Problem requirements ▸ Lines with "name": state how many there are in the records below, and nothing else.

Input material ▸
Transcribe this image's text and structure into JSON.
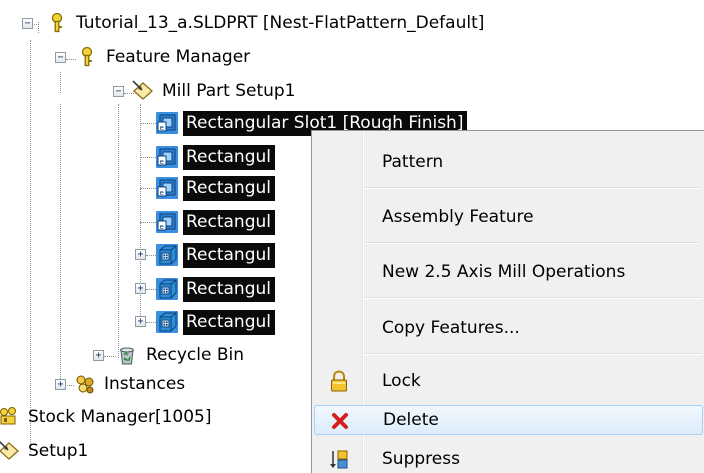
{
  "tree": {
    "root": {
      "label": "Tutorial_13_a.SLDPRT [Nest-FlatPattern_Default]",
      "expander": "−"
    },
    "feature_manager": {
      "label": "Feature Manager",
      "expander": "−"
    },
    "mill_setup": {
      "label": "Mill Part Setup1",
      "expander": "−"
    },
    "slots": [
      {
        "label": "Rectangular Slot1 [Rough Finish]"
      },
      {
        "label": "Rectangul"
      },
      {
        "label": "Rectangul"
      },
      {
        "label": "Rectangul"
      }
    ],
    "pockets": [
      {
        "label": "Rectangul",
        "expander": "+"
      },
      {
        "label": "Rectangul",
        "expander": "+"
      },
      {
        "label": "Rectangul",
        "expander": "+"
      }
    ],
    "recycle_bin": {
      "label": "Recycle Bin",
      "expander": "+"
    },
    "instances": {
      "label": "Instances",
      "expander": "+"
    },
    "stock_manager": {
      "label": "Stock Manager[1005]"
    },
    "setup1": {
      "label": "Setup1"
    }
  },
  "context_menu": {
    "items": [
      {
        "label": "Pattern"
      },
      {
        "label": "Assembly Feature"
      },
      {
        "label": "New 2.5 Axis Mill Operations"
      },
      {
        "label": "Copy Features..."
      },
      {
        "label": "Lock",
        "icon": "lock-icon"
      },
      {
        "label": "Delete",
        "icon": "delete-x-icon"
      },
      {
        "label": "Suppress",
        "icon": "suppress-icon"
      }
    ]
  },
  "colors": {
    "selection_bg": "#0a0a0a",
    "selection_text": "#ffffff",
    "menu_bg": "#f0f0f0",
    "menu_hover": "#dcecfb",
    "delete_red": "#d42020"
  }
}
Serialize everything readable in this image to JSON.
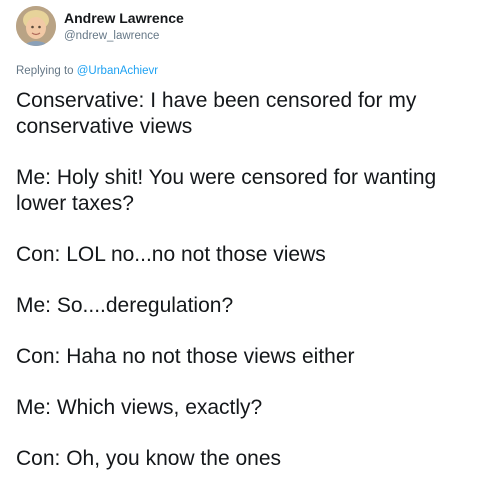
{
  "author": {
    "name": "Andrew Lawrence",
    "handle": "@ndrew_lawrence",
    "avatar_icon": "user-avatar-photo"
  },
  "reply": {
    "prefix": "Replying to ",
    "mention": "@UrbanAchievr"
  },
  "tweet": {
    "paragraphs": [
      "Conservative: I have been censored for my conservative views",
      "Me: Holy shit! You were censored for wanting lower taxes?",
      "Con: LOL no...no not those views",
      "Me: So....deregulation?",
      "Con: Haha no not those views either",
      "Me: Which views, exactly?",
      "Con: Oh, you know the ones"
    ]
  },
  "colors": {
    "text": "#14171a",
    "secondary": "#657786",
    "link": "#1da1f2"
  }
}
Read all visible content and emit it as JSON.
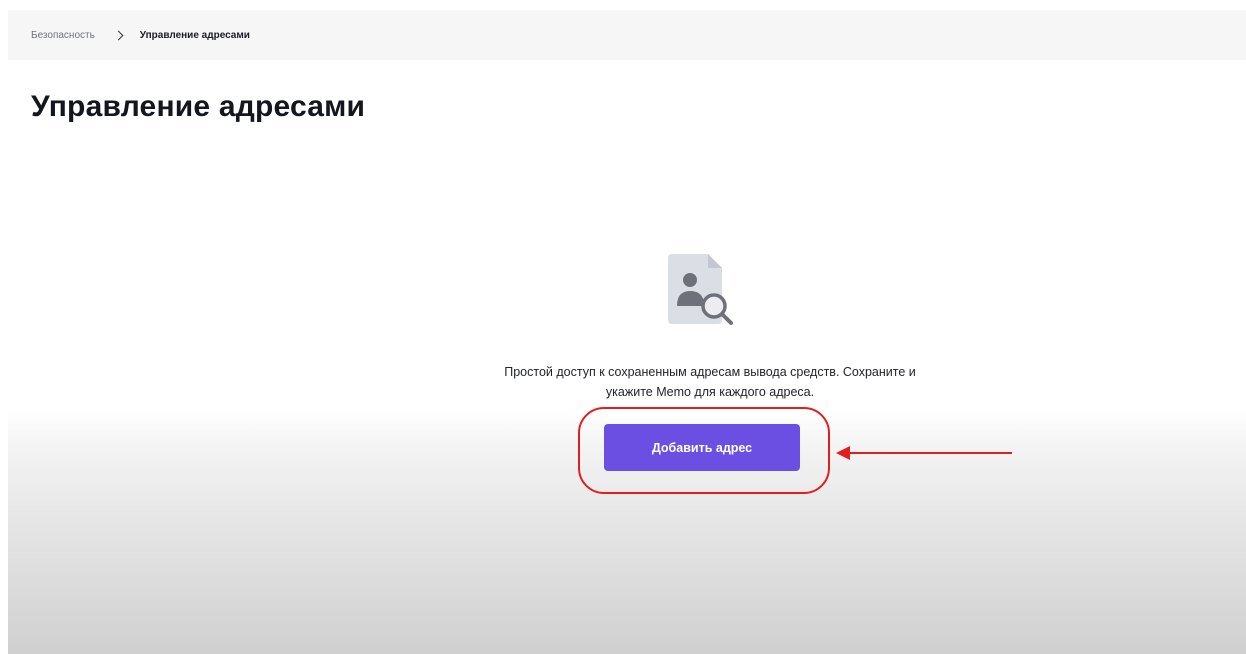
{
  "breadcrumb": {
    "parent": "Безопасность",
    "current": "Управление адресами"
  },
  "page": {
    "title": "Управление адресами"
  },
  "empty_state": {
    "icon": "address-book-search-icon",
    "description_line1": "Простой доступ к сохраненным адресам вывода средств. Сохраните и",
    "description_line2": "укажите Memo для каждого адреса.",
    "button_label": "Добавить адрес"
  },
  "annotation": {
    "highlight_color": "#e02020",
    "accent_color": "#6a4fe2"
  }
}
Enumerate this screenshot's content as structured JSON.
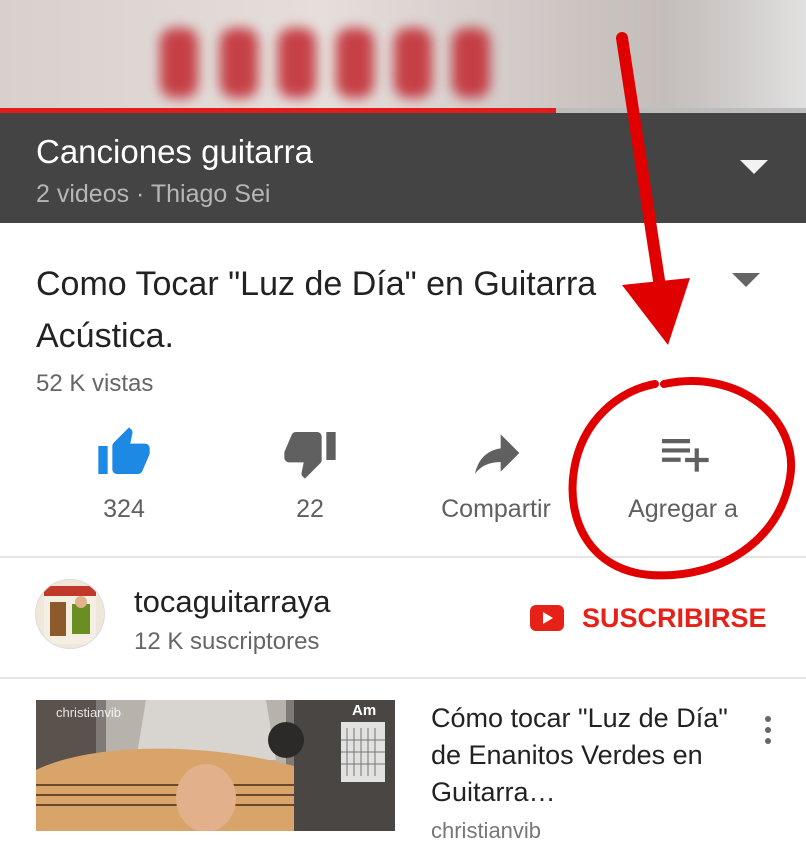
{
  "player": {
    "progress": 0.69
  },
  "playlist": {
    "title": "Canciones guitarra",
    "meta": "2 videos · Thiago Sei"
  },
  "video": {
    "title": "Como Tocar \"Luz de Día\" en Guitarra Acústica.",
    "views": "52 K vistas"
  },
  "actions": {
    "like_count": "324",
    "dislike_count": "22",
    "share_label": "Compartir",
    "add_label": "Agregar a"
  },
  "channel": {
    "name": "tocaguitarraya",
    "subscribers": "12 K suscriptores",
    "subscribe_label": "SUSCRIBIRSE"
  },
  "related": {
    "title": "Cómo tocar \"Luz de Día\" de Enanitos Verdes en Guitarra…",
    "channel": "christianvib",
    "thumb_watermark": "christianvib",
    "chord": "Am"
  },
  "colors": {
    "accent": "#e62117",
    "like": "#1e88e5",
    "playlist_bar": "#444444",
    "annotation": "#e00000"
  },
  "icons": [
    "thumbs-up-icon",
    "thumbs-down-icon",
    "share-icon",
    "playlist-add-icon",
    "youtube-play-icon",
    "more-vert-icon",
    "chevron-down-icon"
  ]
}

Response to this exercise ▸ 2